::: Exercise inputs :::

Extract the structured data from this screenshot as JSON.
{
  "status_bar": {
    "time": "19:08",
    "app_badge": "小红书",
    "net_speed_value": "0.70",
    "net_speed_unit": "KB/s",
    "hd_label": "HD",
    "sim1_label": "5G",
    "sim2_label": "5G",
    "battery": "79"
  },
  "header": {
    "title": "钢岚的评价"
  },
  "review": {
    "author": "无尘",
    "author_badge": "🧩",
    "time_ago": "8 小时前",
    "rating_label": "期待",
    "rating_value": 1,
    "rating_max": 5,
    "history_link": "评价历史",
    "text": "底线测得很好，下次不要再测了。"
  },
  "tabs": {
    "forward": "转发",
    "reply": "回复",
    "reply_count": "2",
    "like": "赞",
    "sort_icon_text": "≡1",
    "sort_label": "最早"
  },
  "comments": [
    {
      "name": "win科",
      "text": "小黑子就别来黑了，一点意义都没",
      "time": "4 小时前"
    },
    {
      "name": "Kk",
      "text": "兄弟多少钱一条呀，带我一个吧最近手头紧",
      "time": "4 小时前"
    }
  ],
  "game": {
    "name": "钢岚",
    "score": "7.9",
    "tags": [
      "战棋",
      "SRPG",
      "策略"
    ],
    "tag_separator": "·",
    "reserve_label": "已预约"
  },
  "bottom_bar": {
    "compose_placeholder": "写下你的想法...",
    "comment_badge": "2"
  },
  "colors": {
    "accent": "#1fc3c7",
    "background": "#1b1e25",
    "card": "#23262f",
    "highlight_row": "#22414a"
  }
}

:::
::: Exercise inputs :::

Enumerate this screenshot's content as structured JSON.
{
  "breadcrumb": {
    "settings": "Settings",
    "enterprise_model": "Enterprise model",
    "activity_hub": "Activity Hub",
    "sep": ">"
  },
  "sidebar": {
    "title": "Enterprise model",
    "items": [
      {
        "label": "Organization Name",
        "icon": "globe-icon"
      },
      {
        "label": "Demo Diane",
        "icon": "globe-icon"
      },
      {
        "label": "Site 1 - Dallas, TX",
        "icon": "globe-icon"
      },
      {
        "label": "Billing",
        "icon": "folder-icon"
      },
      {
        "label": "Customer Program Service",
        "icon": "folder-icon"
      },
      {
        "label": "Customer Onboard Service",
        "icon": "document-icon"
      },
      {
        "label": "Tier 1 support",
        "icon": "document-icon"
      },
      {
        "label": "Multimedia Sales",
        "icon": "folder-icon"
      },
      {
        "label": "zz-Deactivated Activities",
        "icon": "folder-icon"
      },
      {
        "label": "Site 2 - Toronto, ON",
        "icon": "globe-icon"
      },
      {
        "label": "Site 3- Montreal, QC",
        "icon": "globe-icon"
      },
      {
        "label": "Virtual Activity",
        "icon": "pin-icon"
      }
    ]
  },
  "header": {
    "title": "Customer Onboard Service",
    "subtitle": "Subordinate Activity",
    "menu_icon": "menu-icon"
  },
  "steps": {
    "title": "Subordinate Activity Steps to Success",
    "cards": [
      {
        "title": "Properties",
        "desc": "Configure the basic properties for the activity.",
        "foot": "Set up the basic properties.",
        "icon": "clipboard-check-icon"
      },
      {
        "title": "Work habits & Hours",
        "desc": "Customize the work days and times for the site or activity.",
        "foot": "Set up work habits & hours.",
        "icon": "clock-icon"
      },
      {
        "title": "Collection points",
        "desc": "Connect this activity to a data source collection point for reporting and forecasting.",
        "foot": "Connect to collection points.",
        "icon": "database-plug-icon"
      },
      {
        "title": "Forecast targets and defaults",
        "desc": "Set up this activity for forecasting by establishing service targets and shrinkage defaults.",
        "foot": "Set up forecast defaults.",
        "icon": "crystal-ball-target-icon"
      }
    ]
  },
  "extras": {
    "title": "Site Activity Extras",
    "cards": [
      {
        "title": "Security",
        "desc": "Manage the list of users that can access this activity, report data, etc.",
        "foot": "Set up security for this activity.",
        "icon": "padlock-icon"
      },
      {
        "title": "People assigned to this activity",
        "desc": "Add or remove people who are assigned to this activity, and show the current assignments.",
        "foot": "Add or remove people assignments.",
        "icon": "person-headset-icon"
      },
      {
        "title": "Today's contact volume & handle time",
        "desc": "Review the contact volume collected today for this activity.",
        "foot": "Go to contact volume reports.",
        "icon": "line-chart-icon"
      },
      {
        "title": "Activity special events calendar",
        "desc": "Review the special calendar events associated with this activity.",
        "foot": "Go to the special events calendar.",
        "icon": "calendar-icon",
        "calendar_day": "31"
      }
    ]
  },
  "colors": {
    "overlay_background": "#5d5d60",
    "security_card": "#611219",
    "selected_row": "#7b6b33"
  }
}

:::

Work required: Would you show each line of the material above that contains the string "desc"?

The answer:
        "desc": "Configure the basic properties for the activity.",
        "desc": "Customize the work days and times for the site or activity.",
        "desc": "Connect this activity to a data source collection point for reporting and forecasting.",
        "desc": "Set up this activity for forecasting by establishing service targets and shrinkage defaults.",
        "desc": "Manage the list of users that can access this activity, report data, etc.",
        "desc": "Add or remove people who are assigned to this activity, and show the current assignments.",
        "desc": "Review the contact volume collected today for this activity.",
        "desc": "Review the special calendar events associated with this activity.",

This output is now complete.